What you will do: An exact, complete copy of the data that follows is needed.
┌─ Data to use
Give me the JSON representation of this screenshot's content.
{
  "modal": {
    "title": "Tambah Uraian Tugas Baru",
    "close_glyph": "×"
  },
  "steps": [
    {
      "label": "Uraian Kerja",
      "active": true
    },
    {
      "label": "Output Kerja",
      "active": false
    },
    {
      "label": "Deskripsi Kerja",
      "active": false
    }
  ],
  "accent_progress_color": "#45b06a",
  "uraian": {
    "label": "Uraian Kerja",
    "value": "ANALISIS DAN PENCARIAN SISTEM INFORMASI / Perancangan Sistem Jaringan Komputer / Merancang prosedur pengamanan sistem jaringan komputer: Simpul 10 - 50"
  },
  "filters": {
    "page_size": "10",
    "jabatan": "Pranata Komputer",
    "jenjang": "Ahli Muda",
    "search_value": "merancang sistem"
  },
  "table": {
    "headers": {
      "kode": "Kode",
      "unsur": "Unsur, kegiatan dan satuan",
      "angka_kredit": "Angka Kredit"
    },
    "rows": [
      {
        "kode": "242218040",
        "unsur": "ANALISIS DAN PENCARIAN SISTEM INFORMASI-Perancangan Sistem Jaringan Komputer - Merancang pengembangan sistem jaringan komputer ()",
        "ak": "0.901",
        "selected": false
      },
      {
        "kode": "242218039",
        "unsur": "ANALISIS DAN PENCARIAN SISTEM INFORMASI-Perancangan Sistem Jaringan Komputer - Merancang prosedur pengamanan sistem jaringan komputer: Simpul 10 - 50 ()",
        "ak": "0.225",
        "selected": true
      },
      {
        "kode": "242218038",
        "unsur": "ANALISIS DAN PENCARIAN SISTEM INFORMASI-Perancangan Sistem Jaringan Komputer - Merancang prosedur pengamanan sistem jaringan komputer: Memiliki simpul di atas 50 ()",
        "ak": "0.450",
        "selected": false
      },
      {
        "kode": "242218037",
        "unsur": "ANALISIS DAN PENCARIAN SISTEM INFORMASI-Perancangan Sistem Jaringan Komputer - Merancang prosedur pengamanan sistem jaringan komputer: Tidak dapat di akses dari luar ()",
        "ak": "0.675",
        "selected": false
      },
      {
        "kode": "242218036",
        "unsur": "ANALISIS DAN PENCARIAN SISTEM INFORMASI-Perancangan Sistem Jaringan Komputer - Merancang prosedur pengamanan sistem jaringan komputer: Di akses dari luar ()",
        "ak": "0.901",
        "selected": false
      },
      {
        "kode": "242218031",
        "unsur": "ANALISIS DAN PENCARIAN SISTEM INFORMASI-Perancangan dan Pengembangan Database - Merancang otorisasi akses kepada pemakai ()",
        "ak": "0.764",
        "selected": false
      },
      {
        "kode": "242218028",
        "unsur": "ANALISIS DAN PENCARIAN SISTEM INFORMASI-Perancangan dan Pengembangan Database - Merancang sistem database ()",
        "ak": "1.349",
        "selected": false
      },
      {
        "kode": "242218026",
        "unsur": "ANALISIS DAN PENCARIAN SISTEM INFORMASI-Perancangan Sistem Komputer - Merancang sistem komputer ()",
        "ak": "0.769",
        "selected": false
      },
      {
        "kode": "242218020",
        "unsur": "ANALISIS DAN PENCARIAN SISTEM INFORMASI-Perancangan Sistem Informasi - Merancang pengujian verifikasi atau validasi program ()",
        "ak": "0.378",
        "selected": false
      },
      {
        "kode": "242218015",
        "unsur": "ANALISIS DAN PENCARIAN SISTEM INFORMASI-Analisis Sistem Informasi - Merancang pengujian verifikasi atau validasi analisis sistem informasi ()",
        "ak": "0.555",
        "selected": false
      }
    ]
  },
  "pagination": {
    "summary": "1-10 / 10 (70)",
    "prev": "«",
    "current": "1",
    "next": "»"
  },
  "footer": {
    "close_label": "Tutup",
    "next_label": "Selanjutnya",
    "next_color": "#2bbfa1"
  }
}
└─
Exercise response:
Give me the JSON representation of this screenshot's content.
{
  "modal": {
    "title": "Tambah Uraian Tugas Baru",
    "close_glyph": "×"
  },
  "steps": [
    {
      "label": "Uraian Kerja",
      "active": true
    },
    {
      "label": "Output Kerja",
      "active": false
    },
    {
      "label": "Deskripsi Kerja",
      "active": false
    }
  ],
  "accent_progress_color": "#45b06a",
  "uraian": {
    "label": "Uraian Kerja",
    "value": "ANALISIS DAN PENCARIAN SISTEM INFORMASI / Perancangan Sistem Jaringan Komputer / Merancang prosedur pengamanan sistem jaringan komputer: Simpul 10 - 50"
  },
  "filters": {
    "page_size": "10",
    "jabatan": "Pranata Komputer",
    "jenjang": "Ahli Muda",
    "search_value": "merancang sistem"
  },
  "table": {
    "headers": {
      "kode": "Kode",
      "unsur": "Unsur, kegiatan dan satuan",
      "angka_kredit": "Angka Kredit"
    },
    "rows": [
      {
        "kode": "242218040",
        "unsur": "ANALISIS DAN PENCARIAN SISTEM INFORMASI-Perancangan Sistem Jaringan Komputer - Merancang pengembangan sistem jaringan komputer ()",
        "ak": "0.901",
        "selected": false
      },
      {
        "kode": "242218039",
        "unsur": "ANALISIS DAN PENCARIAN SISTEM INFORMASI-Perancangan Sistem Jaringan Komputer - Merancang prosedur pengamanan sistem jaringan komputer: Simpul 10 - 50 ()",
        "ak": "0.225",
        "selected": true
      },
      {
        "kode": "242218038",
        "unsur": "ANALISIS DAN PENCARIAN SISTEM INFORMASI-Perancangan Sistem Jaringan Komputer - Merancang prosedur pengamanan sistem jaringan komputer: Memiliki simpul di atas 50 ()",
        "ak": "0.450",
        "selected": false
      },
      {
        "kode": "242218037",
        "unsur": "ANALISIS DAN PENCARIAN SISTEM INFORMASI-Perancangan Sistem Jaringan Komputer - Merancang prosedur pengamanan sistem jaringan komputer: Tidak dapat di akses dari luar ()",
        "ak": "0.675",
        "selected": false
      },
      {
        "kode": "242218036",
        "unsur": "ANALISIS DAN PENCARIAN SISTEM INFORMASI-Perancangan Sistem Jaringan Komputer - Merancang prosedur pengamanan sistem jaringan komputer: Di akses dari luar ()",
        "ak": "0.901",
        "selected": false
      },
      {
        "kode": "242218031",
        "unsur": "ANALISIS DAN PENCARIAN SISTEM INFORMASI-Perancangan dan Pengembangan Database - Merancang otorisasi akses kepada pemakai ()",
        "ak": "0.764",
        "selected": false
      },
      {
        "kode": "242218028",
        "unsur": "ANALISIS DAN PENCARIAN SISTEM INFORMASI-Perancangan dan Pengembangan Database - Merancang sistem database ()",
        "ak": "1.349",
        "selected": false
      },
      {
        "kode": "242218026",
        "unsur": "ANALISIS DAN PENCARIAN SISTEM INFORMASI-Perancangan Sistem Komputer - Merancang sistem komputer ()",
        "ak": "0.769",
        "selected": false
      },
      {
        "kode": "242218020",
        "unsur": "ANALISIS DAN PENCARIAN SISTEM INFORMASI-Perancangan Sistem Informasi - Merancang pengujian verifikasi atau validasi program ()",
        "ak": "0.378",
        "selected": false
      },
      {
        "kode": "242218015",
        "unsur": "ANALISIS DAN PENCARIAN SISTEM INFORMASI-Analisis Sistem Informasi - Merancang pengujian verifikasi atau validasi analisis sistem informasi ()",
        "ak": "0.555",
        "selected": false
      }
    ]
  },
  "pagination": {
    "summary": "1-10 / 10 (70)",
    "prev": "«",
    "current": "1",
    "next": "»"
  },
  "footer": {
    "close_label": "Tutup",
    "next_label": "Selanjutnya",
    "next_color": "#2bbfa1"
  }
}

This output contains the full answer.